First. That they have a tendency to facilitate the commercial intercourse of States and individuals, by means of their paper issues being made use of as the circulating medium of the country, instead of gold and silver ; thus making the transmission of large sims of money more easy and safe, and increasing the real value of the precious metals, by making them a basis of circulation, instead of requiring them to serve in that capacity themselves; a necessity which would subject them to risk and loss, to waste, wear and abuse, to say nothing of the burdensomeness of carriage and transmission; and that they (the banks) have the means of increasing the active capital of a country, to the great advantage of its resources and industry. It is claimed, as a well-established fact, that those banks which possess good credit, can circulate a greater sum of their own issues, than the quantum of their actual capital in gold and silver. The real extent of this capacity has not been fully arrived at, but it has been generally conceded to be in the proportion of three to one. This faculty, it is claimed, is produced in various ways. First, because a great amount of notes are con.
tinued in circulation for an indefinite period, just in proportion to the confidence which each holder has that he can obtain for them, at any moment, gold and silver. Secondly, because every loan which a bank makes, is a credit to the borrower on its books, which amount it is ready to pay on demand, either in its own notes, or in gold and silver, as it may be required. But, generally, no actual payment is made in either; the borrower having, by his check or order, transferred his credit to another person, who, in his turn, may do the same, and thus continue the amount still in the hands of the bank, without there having been a dollar removed from its first repository; where the sum still remains, until it is removed or extinguished by a discount to some person who may wish to send it away by draft, or who owes the bank to an equal or larger amount. Thirdly.There is always a large amount of gold and silver in the vaults of the bank, exclusive of its own stock, which has been placed there by persons who are awaiting an opportunity to use it, either in their own business, or some other in which they can make a profit. These deposits are a great benefit to the operations of a bank, although they are liable to be redrawn at a moment's notice ; because, experience has shown that money much oftener changes owners than place, and that what is drawn out is generally so speedily replaced, as to authorize the counting of such deposits as an efficient fund, to be used in connection with the capital of the bank, to extend its loans far beyond its capital in gold and silver; and to answer all demands for coin, whether drawn out in consequence of its own loans, or from the occasional return of its notes.
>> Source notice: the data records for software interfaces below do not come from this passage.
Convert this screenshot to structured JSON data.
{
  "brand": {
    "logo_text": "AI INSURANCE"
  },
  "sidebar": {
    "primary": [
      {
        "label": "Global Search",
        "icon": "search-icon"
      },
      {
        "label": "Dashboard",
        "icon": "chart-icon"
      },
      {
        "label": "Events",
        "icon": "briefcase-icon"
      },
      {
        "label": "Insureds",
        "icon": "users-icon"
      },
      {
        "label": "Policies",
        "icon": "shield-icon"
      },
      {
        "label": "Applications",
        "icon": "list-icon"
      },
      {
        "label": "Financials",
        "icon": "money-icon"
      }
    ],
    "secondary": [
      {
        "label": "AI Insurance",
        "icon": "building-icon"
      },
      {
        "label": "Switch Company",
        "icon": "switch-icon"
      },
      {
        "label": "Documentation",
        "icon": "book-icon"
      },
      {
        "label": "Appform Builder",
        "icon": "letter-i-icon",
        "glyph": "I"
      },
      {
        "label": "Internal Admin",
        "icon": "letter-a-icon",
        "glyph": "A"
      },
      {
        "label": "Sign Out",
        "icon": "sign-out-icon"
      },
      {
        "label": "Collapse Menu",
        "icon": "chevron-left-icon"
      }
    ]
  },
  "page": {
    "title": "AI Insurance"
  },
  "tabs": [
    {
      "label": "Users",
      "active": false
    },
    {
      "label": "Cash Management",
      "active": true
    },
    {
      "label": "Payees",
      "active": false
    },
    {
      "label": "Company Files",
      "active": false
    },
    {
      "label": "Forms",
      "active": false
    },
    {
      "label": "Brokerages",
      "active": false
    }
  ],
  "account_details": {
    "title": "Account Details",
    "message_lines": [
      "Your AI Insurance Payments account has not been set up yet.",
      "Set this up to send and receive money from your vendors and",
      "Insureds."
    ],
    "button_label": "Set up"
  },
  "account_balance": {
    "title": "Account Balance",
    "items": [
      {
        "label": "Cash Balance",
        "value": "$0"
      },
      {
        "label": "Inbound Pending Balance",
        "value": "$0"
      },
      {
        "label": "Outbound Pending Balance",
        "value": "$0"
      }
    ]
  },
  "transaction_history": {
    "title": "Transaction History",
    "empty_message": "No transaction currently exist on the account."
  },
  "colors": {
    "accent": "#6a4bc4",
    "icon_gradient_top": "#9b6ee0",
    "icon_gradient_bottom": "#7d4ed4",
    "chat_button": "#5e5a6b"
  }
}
But all these advantages must rest entirely on the confidence which the community entertains in the resources and good management of the bank.
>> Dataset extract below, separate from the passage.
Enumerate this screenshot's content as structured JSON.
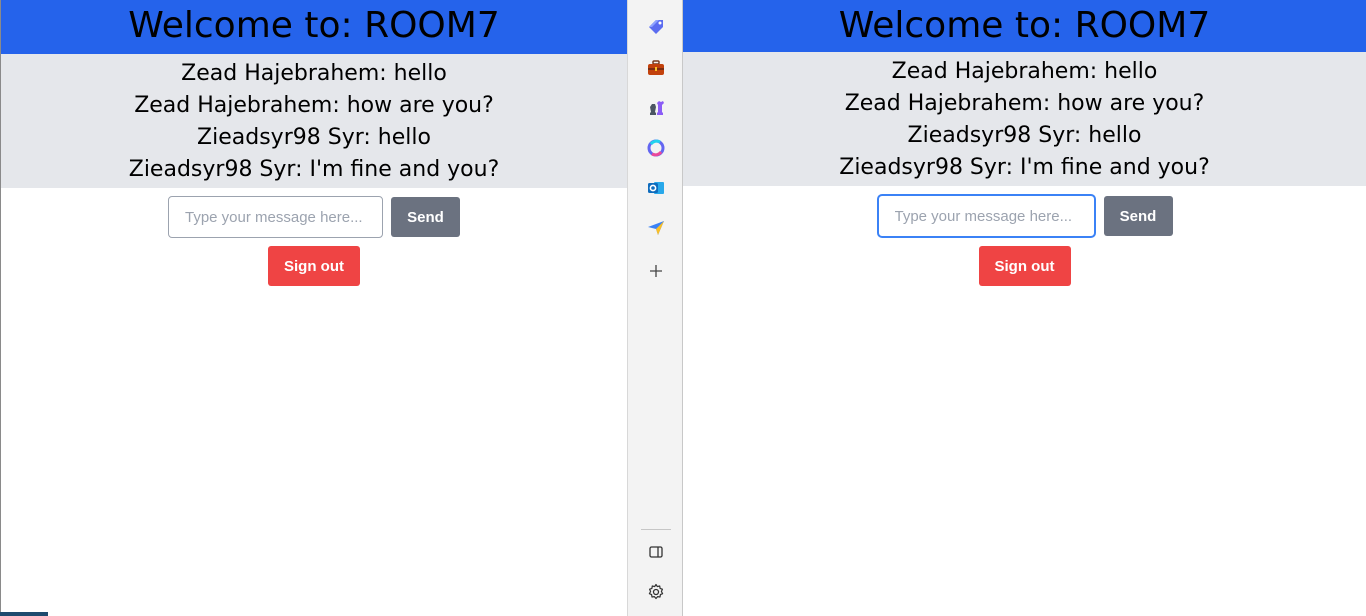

Again :-That banks have a tendency to impart stability to monetary affairs, and to produce a more correct standard of promptness in all business transactions, and thus make the credit system more of a benefit to trade and com
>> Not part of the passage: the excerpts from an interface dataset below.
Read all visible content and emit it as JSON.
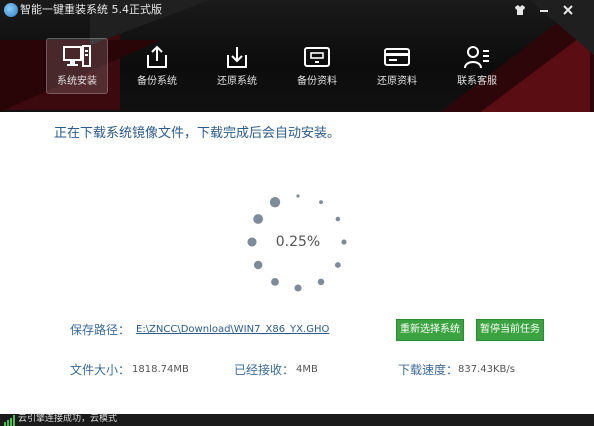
{
  "window": {
    "title": "智能一键重装系统 5.4正式版",
    "logo_icon": "app-logo-icon",
    "controls": [
      "skin-icon",
      "minimize-icon",
      "close-icon"
    ]
  },
  "nav": {
    "items": [
      {
        "label": "系统安装",
        "icon": "monitor-icon",
        "active": true
      },
      {
        "label": "备份系统",
        "icon": "upload-icon",
        "active": false
      },
      {
        "label": "还原系统",
        "icon": "download-icon",
        "active": false
      },
      {
        "label": "备份资料",
        "icon": "archive-box-icon",
        "active": false
      },
      {
        "label": "还原资料",
        "icon": "card-icon",
        "active": false
      },
      {
        "label": "联系客服",
        "icon": "contact-icon",
        "active": false
      }
    ]
  },
  "main": {
    "status_message": "正在下载系统镜像文件，下载完成后会自动安装。",
    "progress_text": "0.25%",
    "path_label": "保存路径：",
    "path_value": "E:\\ZNCC\\Download\\WIN7_X86_YX.GHO",
    "reselect_button": "重新选择系统",
    "pause_button": "暂停当前任务",
    "size_label": "文件大小：",
    "size_value": "1818.74MB",
    "received_label": "已经接收：",
    "received_value": "4MB",
    "speed_label": "下载速度：",
    "speed_value": "837.43KB/s"
  },
  "statusbar": {
    "text": "云引擎连接成功，云模式"
  },
  "colors": {
    "accent_blue": "#2d5b8c",
    "button_green": "#3aa33f",
    "spinner_dot": "#7e8c99"
  }
}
First.—Because they possess the power of concentrating the productive capital of the country, with a view to its being re-distributed throughout the community in the